The Artful Do-Over

By Diane M. Miller, Ph.D., TCTELA President

One of things I treasure most about teaching is the powerful do-over that we get each year (or even each semester).  We push our students to be lifelong learners, of course, but it is incumbent upon us to emulate that eternal sense of wonderment and discovery.  I always tell my students—pre-service teachers—that a reflective novice is a better teacher than a stagnant veteran.  Each year should be viewed as an opportunity to research the latest best practices, fine-tune your classroom environment, enrich the diversity of your classroom library, and more authentically support your students’ learning.  Experience is valuable only when the power of the do-over is embraced!

In The Numberlys, William Joyce and Christina Ellis (2014) graphically narrate the ultimate do-over in a picture book that would be a perfect read-aloud to kick off your year.  In the beginning, we encounter an orderly, numbers-only, gray world without “books or colors or jellybeans or pizza.”  Next, we are introduced to five friends who are “wondering if they could do something…MORE.”  Dissatisfied with the status quo, the friends embark upon a project to create something “DIFFERENT.” At first, their results are “awful,” but with hard work, they produce something “artful.”  When the friends share their newly created alphabet, they fill their gray world with multi-colored, lexical “amazements.”  At the end of their very industrious day, they are able to rest, proud of their “something new, something different, something more.”

Each new year of teaching provides teachers an opportunity to accomplish this type of transformative work.  What will you learn with your do-over this year?  While we may not create alphabetic metamorphoses, we do teach children to read, write, think, and contribute to their worlds in meaningful ways.  Here’s the thing:  we are doing that work, year after year, in shifting worlds.  That is where the do-over concept comes in.  Last year was not wrong, necessarily, but how will you push yourself to make this year the best it can be with an ever-changing set of variables?   

The upcoming year brings new boundaries to cross, new topics to explore, new distractions to mitigate, new learners to inspire. In her influential book The Right to Learn, Linda Darling-Hammond (1997) argues that diversity in our classrooms—in curriculum, texts, experiences, and people—empowers students’ thinking and participation in society.  She advocates a multicultural approach, noting that such work can “help students to develop an analytic frame for life in a democracy, seeing problems and ideas from many vantage points” (p. 126).  In the current atmosphere of inflammatory tweets, fake news, and shifting loyalties, our students must be equipped for “analytic” lifelong learning.  As I consider Darling-Hammond’s words, I can hear song lyrics: “What the world needs now…” (David & Bacharach, 1965).  

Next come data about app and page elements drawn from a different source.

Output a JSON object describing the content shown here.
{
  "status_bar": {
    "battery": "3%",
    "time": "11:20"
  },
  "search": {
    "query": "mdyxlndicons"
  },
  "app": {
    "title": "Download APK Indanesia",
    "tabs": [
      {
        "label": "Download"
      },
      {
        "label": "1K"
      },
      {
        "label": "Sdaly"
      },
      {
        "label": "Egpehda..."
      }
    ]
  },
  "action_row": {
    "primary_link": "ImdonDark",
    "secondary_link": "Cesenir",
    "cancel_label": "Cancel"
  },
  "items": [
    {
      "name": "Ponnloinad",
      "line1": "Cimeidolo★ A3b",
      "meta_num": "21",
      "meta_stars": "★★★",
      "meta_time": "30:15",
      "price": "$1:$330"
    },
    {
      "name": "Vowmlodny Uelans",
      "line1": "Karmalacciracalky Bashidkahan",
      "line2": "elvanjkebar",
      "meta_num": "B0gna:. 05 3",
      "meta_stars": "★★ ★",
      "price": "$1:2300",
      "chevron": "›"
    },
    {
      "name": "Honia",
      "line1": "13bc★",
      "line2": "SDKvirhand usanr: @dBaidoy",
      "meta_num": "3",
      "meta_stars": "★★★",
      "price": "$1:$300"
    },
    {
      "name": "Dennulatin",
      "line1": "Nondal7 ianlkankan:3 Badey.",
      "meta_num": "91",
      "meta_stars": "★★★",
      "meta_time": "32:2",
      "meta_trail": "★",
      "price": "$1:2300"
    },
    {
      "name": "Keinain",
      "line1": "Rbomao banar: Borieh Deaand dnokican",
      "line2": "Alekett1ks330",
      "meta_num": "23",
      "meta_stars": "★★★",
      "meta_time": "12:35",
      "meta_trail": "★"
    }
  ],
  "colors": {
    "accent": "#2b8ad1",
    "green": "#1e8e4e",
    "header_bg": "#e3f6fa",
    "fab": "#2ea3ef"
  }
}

To make this year’s do-over more “artful” than “awful,” consider ways in which you will recognize and embrace the various lenses, diverse voices, and multiple pathways inherent in our Texas classrooms.  


 Darling-Hammond, L. (1997). The right to learn: A blueprint for creating schools that work. San Francisco, CA: Jossey-Bass.

 Joyce, W., & Ellis, C. (2014). The numberlys. New York: Moonbot/Atheneum.

 David, H., & Bacharach, B. (1965). What the world needs now is love [Recorded by J. DeShannon]. On This is Jackie DeShannon [Album]. New York: Imperial Records.